Problem to solve -> Copy out each line of the data that includes the string "content".

Component data from apps and pages
● ● ● ●

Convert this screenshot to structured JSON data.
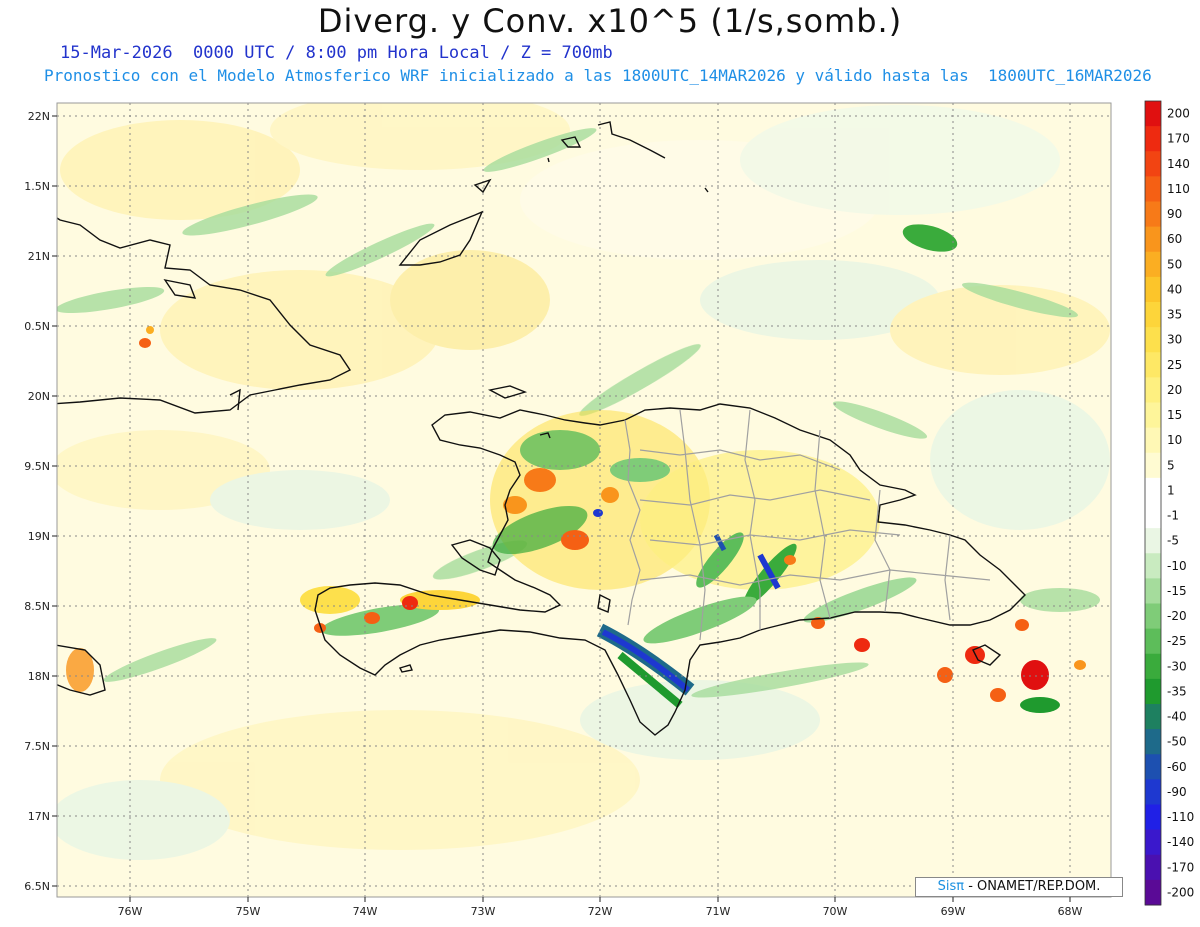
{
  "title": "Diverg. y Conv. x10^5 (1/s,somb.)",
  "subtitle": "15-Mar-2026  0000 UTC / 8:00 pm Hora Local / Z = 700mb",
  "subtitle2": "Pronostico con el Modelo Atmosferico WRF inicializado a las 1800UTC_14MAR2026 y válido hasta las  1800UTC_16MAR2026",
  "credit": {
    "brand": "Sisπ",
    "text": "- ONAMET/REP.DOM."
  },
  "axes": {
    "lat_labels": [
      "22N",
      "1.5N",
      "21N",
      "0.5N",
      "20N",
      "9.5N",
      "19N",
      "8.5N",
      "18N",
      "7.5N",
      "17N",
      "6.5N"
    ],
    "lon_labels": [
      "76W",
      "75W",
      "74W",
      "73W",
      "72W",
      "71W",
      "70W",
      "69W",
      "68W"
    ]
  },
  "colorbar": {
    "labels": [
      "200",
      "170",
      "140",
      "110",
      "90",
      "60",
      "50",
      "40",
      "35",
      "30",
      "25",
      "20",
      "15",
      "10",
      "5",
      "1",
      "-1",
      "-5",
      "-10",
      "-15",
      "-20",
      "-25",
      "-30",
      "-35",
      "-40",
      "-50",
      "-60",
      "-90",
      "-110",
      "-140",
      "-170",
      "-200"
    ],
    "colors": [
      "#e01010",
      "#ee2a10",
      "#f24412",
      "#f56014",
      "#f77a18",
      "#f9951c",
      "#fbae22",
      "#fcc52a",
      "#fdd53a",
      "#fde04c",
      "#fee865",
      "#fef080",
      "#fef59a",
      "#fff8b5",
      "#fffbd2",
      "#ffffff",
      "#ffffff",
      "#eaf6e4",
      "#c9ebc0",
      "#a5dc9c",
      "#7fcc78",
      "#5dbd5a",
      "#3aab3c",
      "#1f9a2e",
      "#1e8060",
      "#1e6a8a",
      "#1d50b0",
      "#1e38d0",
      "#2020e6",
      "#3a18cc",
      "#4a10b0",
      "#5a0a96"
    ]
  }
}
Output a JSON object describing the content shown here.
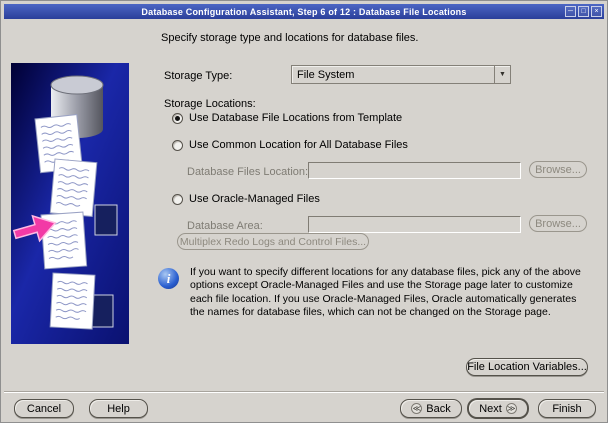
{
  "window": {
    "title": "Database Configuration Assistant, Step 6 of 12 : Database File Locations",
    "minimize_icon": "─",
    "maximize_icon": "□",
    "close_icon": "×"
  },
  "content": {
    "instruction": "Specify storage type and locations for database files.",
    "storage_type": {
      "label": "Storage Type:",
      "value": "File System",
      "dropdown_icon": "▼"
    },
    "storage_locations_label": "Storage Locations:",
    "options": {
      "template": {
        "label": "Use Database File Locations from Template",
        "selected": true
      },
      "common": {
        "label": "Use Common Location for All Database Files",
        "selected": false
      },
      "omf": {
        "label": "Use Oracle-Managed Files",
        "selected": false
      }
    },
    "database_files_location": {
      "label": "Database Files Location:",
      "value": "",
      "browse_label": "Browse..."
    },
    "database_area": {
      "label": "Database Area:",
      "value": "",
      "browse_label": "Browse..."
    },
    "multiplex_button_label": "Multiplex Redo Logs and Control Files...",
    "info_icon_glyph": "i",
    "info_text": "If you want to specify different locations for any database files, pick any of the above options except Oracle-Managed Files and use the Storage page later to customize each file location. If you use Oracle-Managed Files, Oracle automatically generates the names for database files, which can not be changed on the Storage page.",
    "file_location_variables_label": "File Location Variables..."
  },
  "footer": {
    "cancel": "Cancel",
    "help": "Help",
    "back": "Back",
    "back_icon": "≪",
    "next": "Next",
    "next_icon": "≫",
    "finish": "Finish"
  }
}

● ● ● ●

Answer section ->
Output a JSON object describing the content shown here.
  "content": {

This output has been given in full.